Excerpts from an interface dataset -
+++

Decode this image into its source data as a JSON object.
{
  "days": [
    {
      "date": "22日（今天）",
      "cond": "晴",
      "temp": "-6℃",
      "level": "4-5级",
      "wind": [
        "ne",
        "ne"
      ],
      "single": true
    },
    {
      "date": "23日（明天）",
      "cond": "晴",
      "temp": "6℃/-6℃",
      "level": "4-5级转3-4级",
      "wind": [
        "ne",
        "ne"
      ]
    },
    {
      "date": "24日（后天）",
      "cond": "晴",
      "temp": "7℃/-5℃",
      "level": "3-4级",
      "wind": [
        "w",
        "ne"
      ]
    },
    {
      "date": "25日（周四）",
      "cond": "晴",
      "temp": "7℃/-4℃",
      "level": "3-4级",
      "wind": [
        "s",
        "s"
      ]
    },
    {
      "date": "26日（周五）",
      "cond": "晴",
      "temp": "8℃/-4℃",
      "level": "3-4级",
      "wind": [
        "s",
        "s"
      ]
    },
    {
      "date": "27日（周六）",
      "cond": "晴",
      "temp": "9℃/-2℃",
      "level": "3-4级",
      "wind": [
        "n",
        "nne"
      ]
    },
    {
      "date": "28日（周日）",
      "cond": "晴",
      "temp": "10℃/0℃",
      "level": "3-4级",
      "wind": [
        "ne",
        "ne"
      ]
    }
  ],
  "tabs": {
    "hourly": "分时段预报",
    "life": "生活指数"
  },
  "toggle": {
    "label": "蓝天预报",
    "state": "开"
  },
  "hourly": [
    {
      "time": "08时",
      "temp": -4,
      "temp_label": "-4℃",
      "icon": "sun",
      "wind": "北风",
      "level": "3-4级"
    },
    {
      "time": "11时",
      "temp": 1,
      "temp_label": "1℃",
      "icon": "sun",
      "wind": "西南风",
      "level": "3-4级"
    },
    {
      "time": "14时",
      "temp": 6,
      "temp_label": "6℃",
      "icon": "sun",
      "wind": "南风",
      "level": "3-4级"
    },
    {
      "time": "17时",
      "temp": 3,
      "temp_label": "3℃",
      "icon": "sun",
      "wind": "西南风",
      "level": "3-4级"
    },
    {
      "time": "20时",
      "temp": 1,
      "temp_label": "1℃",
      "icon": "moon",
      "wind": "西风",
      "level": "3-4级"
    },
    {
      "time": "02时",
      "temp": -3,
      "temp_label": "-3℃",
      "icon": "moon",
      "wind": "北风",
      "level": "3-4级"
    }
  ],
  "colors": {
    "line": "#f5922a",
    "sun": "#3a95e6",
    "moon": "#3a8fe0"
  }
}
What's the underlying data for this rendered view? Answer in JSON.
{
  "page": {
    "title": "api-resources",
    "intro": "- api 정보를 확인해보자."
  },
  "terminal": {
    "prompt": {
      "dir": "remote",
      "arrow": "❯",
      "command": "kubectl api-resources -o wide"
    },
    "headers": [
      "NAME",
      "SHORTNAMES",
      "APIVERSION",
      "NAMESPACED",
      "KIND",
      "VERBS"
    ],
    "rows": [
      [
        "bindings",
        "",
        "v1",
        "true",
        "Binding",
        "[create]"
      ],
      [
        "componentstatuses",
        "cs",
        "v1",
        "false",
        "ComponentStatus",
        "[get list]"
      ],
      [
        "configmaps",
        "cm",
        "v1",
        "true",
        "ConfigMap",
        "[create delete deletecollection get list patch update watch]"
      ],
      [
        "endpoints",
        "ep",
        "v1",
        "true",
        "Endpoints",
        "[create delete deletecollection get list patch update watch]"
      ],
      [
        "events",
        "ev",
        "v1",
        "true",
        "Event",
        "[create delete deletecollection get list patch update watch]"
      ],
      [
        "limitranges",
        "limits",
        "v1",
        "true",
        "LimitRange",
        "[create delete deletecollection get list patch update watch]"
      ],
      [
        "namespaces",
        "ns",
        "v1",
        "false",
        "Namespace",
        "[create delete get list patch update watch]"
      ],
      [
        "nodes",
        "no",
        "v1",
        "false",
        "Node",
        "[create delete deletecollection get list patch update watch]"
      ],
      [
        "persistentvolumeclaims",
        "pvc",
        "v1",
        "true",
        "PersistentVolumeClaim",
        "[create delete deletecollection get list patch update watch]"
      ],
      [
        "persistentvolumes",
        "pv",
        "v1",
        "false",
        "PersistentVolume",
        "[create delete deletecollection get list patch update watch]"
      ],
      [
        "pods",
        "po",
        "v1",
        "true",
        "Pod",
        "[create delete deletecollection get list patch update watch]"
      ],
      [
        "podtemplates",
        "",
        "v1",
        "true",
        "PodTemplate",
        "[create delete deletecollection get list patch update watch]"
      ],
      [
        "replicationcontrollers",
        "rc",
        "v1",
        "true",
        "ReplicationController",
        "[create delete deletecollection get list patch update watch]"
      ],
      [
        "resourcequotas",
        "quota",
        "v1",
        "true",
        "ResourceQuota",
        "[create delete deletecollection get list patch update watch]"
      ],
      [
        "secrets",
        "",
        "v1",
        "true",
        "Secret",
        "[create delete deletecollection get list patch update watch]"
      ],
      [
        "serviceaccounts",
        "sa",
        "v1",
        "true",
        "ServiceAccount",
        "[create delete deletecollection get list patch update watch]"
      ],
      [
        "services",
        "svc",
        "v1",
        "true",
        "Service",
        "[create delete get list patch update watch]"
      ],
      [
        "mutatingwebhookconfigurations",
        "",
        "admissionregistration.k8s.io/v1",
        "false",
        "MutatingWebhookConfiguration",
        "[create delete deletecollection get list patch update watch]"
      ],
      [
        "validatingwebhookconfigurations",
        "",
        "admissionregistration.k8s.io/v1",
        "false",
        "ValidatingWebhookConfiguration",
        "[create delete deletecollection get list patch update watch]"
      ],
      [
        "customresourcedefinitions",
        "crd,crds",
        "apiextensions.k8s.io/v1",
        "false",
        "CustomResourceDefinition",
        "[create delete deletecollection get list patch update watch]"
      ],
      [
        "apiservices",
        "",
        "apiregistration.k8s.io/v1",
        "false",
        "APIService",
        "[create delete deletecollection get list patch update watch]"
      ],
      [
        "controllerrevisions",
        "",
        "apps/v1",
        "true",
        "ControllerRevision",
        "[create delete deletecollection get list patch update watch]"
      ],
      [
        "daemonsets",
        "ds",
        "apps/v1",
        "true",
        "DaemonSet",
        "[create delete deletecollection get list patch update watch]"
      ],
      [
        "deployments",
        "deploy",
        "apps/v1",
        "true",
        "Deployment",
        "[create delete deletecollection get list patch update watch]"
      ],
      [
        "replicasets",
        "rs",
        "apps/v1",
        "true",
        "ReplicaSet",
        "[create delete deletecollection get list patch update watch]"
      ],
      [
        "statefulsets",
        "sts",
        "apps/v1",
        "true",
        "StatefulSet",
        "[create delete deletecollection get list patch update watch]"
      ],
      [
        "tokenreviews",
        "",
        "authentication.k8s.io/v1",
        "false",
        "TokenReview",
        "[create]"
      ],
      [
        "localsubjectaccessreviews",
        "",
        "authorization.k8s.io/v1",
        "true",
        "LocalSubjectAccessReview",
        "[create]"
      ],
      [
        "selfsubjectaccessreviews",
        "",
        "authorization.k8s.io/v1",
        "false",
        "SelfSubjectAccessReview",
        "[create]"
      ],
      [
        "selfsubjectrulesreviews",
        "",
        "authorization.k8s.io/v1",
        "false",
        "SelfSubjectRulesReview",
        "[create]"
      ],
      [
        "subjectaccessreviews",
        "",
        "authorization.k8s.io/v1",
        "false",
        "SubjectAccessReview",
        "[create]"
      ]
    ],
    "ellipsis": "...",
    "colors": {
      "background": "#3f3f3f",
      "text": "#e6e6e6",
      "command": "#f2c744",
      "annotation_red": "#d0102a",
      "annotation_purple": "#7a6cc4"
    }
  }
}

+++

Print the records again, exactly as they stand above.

Decode this image into its source data as a JSON object.
{
  "days": [
    {
      "date": "22日（今天）",
      "cond": "晴",
      "temp": "-6℃",
      "level": "4-5级",
      "wind": [
        "ne",
        "ne"
      ],
      "single": true
    },
    {
      "date": "23日（明天）",
      "cond": "晴",
      "temp": "6℃/-6℃",
      "level": "4-5级转3-4级",
      "wind": [
        "ne",
        "ne"
      ]
    },
    {
      "date": "24日（后天）",
      "cond": "晴",
      "temp": "7℃/-5℃",
      "level": "3-4级",
      "wind": [
        "w",
        "ne"
      ]
    },
    {
      "date": "25日（周四）",
      "cond": "晴",
      "temp": "7℃/-4℃",
      "level": "3-4级",
      "wind": [
        "s",
        "s"
      ]
    },
    {
      "date": "26日（周五）",
      "cond": "晴",
      "temp": "8℃/-4℃",
      "level": "3-4级",
      "wind": [
        "s",
        "s"
      ]
    },
    {
      "date": "27日（周六）",
      "cond": "晴",
      "temp": "9℃/-2℃",
      "level": "3-4级",
      "wind": [
        "n",
        "nne"
      ]
    },
    {
      "date": "28日（周日）",
      "cond": "晴",
      "temp": "10℃/0℃",
      "level": "3-4级",
      "wind": [
        "ne",
        "ne"
      ]
    }
  ],
  "tabs": {
    "hourly": "分时段预报",
    "life": "生活指数"
  },
  "toggle": {
    "label": "蓝天预报",
    "state": "开"
  },
  "hourly": [
    {
      "time": "08时",
      "temp": -4,
      "temp_label": "-4℃",
      "icon": "sun",
      "wind": "北风",
      "level": "3-4级"
    },
    {
      "time": "11时",
      "temp": 1,
      "temp_label": "1℃",
      "icon": "sun",
      "wind": "西南风",
      "level": "3-4级"
    },
    {
      "time": "14时",
      "temp": 6,
      "temp_label": "6℃",
      "icon": "sun",
      "wind": "南风",
      "level": "3-4级"
    },
    {
      "time": "17时",
      "temp": 3,
      "temp_label": "3℃",
      "icon": "sun",
      "wind": "西南风",
      "level": "3-4级"
    },
    {
      "time": "20时",
      "temp": 1,
      "temp_label": "1℃",
      "icon": "moon",
      "wind": "西风",
      "level": "3-4级"
    },
    {
      "time": "02时",
      "temp": -3,
      "temp_label": "-3℃",
      "icon": "moon",
      "wind": "北风",
      "level": "3-4级"
    }
  ],
  "colors": {
    "line": "#f5922a",
    "sun": "#3a95e6",
    "moon": "#3a8fe0"
  }
}
What's the underlying data for this rendered view? Answer in JSON.
{
  "page": {
    "title": "api-resources",
    "intro": "- api 정보를 확인해보자."
  },
  "terminal": {
    "prompt": {
      "dir": "remote",
      "arrow": "❯",
      "command": "kubectl api-resources -o wide"
    },
    "headers": [
      "NAME",
      "SHORTNAMES",
      "APIVERSION",
      "NAMESPACED",
      "KIND",
      "VERBS"
    ],
    "rows": [
      [
        "bindings",
        "",
        "v1",
        "true",
        "Binding",
        "[create]"
      ],
      [
        "componentstatuses",
        "cs",
        "v1",
        "false",
        "ComponentStatus",
        "[get list]"
      ],
      [
        "configmaps",
        "cm",
        "v1",
        "true",
        "ConfigMap",
        "[create delete deletecollection get list patch update watch]"
      ],
      [
        "endpoints",
        "ep",
        "v1",
        "true",
        "Endpoints",
        "[create delete deletecollection get list patch update watch]"
      ],
      [
        "events",
        "ev",
        "v1",
        "true",
        "Event",
        "[create delete deletecollection get list patch update watch]"
      ],
      [
        "limitranges",
        "limits",
        "v1",
        "true",
        "LimitRange",
        "[create delete deletecollection get list patch update watch]"
      ],
      [
        "namespaces",
        "ns",
        "v1",
        "false",
        "Namespace",
        "[create delete get list patch update watch]"
      ],
      [
        "nodes",
        "no",
        "v1",
        "false",
        "Node",
        "[create delete deletecollection get list patch update watch]"
      ],
      [
        "persistentvolumeclaims",
        "pvc",
        "v1",
        "true",
        "PersistentVolumeClaim",
        "[create delete deletecollection get list patch update watch]"
      ],
      [
        "persistentvolumes",
        "pv",
        "v1",
        "false",
        "PersistentVolume",
        "[create delete deletecollection get list patch update watch]"
      ],
      [
        "pods",
        "po",
        "v1",
        "true",
        "Pod",
        "[create delete deletecollection get list patch update watch]"
      ],
      [
        "podtemplates",
        "",
        "v1",
        "true",
        "PodTemplate",
        "[create delete deletecollection get list patch update watch]"
      ],
      [
        "replicationcontrollers",
        "rc",
        "v1",
        "true",
        "ReplicationController",
        "[create delete deletecollection get list patch update watch]"
      ],
      [
        "resourcequotas",
        "quota",
        "v1",
        "true",
        "ResourceQuota",
        "[create delete deletecollection get list patch update watch]"
      ],
      [
        "secrets",
        "",
        "v1",
        "true",
        "Secret",
        "[create delete deletecollection get list patch update watch]"
      ],
      [
        "serviceaccounts",
        "sa",
        "v1",
        "true",
        "ServiceAccount",
        "[create delete deletecollection get list patch update watch]"
      ],
      [
        "services",
        "svc",
        "v1",
        "true",
        "Service",
        "[create delete get list patch update watch]"
      ],
      [
        "mutatingwebhookconfigurations",
        "",
        "admissionregistration.k8s.io/v1",
        "false",
        "MutatingWebhookConfiguration",
        "[create delete deletecollection get list patch update watch]"
      ],
      [
        "validatingwebhookconfigurations",
        "",
        "admissionregistration.k8s.io/v1",
        "false",
        "ValidatingWebhookConfiguration",
        "[create delete deletecollection get list patch update watch]"
      ],
      [
        "customresourcedefinitions",
        "crd,crds",
        "apiextensions.k8s.io/v1",
        "false",
        "CustomResourceDefinition",
        "[create delete deletecollection get list patch update watch]"
      ],
      [
        "apiservices",
        "",
        "apiregistration.k8s.io/v1",
        "false",
        "APIService",
        "[create delete deletecollection get list patch update watch]"
      ],
      [
        "controllerrevisions",
        "",
        "apps/v1",
        "true",
        "ControllerRevision",
        "[create delete deletecollection get list patch update watch]"
      ],
      [
        "daemonsets",
        "ds",
        "apps/v1",
        "true",
        "DaemonSet",
        "[create delete deletecollection get list patch update watch]"
      ],
      [
        "deployments",
        "deploy",
        "apps/v1",
        "true",
        "Deployment",
        "[create delete deletecollection get list patch update watch]"
      ],
      [
        "replicasets",
        "rs",
        "apps/v1",
        "true",
        "ReplicaSet",
        "[create delete deletecollection get list patch update watch]"
      ],
      [
        "statefulsets",
        "sts",
        "apps/v1",
        "true",
        "StatefulSet",
        "[create delete deletecollection get list patch update watch]"
      ],
      [
        "tokenreviews",
        "",
        "authentication.k8s.io/v1",
        "false",
        "TokenReview",
        "[create]"
      ],
      [
        "localsubjectaccessreviews",
        "",
        "authorization.k8s.io/v1",
        "true",
        "LocalSubjectAccessReview",
        "[create]"
      ],
      [
        "selfsubjectaccessreviews",
        "",
        "authorization.k8s.io/v1",
        "false",
        "SelfSubjectAccessReview",
        "[create]"
      ],
      [
        "selfsubjectrulesreviews",
        "",
        "authorization.k8s.io/v1",
        "false",
        "SelfSubjectRulesReview",
        "[create]"
      ],
      [
        "subjectaccessreviews",
        "",
        "authorization.k8s.io/v1",
        "false",
        "SubjectAccessReview",
        "[create]"
      ]
    ],
    "ellipsis": "...",
    "colors": {
      "background": "#3f3f3f",
      "text": "#e6e6e6",
      "command": "#f2c744",
      "annotation_red": "#d0102a",
      "annotation_purple": "#7a6cc4"
    }
  }
}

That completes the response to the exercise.